          The feathery blooms on the ‘Karl Foerster’ remain wheat colored all summer and winter if you leave it standing.  Behind my clump I have the very tall red leaved castor bean with its bright reddish, orange spring clusters of seed pods.  It can be 10 feet tall in a good, wet, sunny summer.

          Another favorite of mine is about 3 to 4 feet high and the clumps are about 3 feet wide.  It is the ‘Sand Love Grass’ (Eragrostis trichodes). ‘Sand Love Grass’ does not like wet feet during winter so needs to be planted a little high. Its main beauty is the many, many thin stems with small flat spikelets that wave in the wind.  If you can find a spot that the setting sun shines through those heads, nothing can be more gorgeous.  Those thin stems make beautiful winter bouquets.  I have seen them spray painted silver as a background for colors such as ‘Red Cockscomb’ (Celosia) or just in a silver bouquet with ‘Canadian Oats’ that also shimmer. Each clump never gets huge but there will be a number of seedlings to come up for you to give away.

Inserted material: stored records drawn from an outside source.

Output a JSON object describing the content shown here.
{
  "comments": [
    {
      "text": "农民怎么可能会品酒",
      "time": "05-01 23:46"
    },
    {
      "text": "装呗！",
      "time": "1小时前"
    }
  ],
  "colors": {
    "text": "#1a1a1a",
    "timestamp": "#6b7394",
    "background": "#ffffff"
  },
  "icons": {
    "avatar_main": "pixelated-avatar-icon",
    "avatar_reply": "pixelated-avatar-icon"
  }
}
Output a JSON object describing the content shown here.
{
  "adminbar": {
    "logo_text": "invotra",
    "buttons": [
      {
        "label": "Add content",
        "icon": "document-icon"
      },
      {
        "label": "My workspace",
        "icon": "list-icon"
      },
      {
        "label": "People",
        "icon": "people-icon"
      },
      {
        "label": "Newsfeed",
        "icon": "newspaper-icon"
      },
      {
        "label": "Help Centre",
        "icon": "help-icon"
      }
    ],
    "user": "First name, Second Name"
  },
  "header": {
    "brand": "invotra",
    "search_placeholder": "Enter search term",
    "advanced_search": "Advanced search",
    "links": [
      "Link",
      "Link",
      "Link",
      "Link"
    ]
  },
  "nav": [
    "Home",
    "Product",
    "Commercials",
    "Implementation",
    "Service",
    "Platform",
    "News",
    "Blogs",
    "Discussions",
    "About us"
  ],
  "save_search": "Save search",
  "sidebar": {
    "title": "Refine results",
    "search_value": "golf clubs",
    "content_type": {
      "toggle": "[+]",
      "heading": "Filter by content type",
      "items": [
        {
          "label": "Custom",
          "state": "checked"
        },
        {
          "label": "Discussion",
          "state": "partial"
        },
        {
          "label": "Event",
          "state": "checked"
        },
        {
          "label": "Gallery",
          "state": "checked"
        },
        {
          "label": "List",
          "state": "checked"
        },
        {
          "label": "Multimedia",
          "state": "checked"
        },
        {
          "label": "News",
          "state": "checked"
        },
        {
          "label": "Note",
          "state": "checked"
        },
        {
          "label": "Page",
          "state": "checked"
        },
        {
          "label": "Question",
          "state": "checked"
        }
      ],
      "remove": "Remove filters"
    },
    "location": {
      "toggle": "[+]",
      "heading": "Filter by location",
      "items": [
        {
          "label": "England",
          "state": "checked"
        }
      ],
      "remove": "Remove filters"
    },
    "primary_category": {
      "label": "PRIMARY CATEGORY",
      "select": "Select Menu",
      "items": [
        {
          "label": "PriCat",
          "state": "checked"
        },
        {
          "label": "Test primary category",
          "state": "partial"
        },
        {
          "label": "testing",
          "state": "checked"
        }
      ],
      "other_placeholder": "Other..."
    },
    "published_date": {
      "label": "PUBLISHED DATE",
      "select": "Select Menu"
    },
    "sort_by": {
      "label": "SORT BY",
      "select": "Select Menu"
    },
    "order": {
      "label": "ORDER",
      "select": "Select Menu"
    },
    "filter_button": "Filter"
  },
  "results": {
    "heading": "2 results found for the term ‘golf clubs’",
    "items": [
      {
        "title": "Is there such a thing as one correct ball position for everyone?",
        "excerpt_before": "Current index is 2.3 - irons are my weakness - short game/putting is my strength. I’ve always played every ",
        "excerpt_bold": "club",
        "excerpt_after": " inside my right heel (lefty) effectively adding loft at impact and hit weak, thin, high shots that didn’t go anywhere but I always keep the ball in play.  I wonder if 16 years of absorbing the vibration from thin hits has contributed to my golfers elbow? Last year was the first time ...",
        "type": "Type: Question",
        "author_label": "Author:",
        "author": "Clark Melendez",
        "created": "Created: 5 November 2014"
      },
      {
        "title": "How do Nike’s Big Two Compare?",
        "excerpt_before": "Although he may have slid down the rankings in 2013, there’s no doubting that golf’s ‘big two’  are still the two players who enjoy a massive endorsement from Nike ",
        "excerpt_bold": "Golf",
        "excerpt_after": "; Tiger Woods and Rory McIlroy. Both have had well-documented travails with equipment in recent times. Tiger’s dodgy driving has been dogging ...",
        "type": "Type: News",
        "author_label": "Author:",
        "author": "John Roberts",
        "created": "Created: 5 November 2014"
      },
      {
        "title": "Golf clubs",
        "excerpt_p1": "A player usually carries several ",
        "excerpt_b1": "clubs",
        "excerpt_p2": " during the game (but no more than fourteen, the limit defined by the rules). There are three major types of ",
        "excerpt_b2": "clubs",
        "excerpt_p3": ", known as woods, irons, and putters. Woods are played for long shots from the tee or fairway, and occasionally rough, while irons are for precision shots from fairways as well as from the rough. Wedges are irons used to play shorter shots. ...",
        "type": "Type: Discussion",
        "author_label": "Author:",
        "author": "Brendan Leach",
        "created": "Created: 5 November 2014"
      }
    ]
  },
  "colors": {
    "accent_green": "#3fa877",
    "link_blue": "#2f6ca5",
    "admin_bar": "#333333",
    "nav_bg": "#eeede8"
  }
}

          The next one is a “love or hate” grass.  Of all my grasses it is probably the most aggressive so to keep it under control it is between a cement sidewalk and the west side of a brick garage.  The afternoon sun in July and August plus the bricks absorbing heat make it almost impossible for anything to grow there.  But ‘Ribbon Grass’ (Phalaris arundinacea), does well with a little water. This is also known as Gardeners Garters and Canary Reed Grass. It also can be controlled by planting in a container, making a background for any flower.  To slow it down a little, I mow it about the middle of June. With the mowing I never have trouble with seeding. By September it is back up to 3 feet and looking good with its light green leaves and a white stripe down the center. A clump can spread by rhizomes so if someone needs a plant, it is simple to slice off a chunk with a spade, and a new plant is born.

          One of the fun grasses for kids is an annual, ‘Little Bunny’ or ‘Bunny Tails’ (Lagurus ovatus). You can find seed in most catalogs and your bunnies will get their downy 2 inch flower heads on 12 to 18 inch stems.  It is drouth tolerant, likes sandy soil, and the tails can be dyed to put in any winter arrangements. When your seed comes up, give each plant about six inches.  They look good at the edge of a container garden. 

          When I first started writing about grass I made a list and found I had 23 different species of grasses.  The new one I am going to try this summer is not listed as hardy for Lincoln and Central Nebraska, but I must see this ‘Purple Muhly Grass’ (Muhlenbergia filipes). I have never seen it, but the seed heads (panicles) are listed as “clouds of purple”. It is a native of Southeastern United States. It is to be grown in sandy or rocky soil in full sun, preferably in a mass of several plants.  Our summer may be too short for it to be a big success but I intend to try!

          Grasses are fun. Be sure and try some in your garden.


          For more information about “Ornamental Grasses” see NEBGUIDE G96-1310-a (Ornamental Grasses in Nebraska Landscapes). This is available from your local County Extension office or go on the internet to In the top box scroll down to “Extension” then in the search box type in “Ornamental Grasses” or the publication number. This is an excellent web site for all your garden problems. Find answers to your questions and get information about any perennial, annual, tree, shrub, fruits, or preserving your harvest.

          Another good website for information is from Iowa State University. Go to Type in the name grass or just “Ornamental Grass” or the tree, shrub, fruits, flower, insect, or disease. A list of articles will come up that will help you be a better gardener.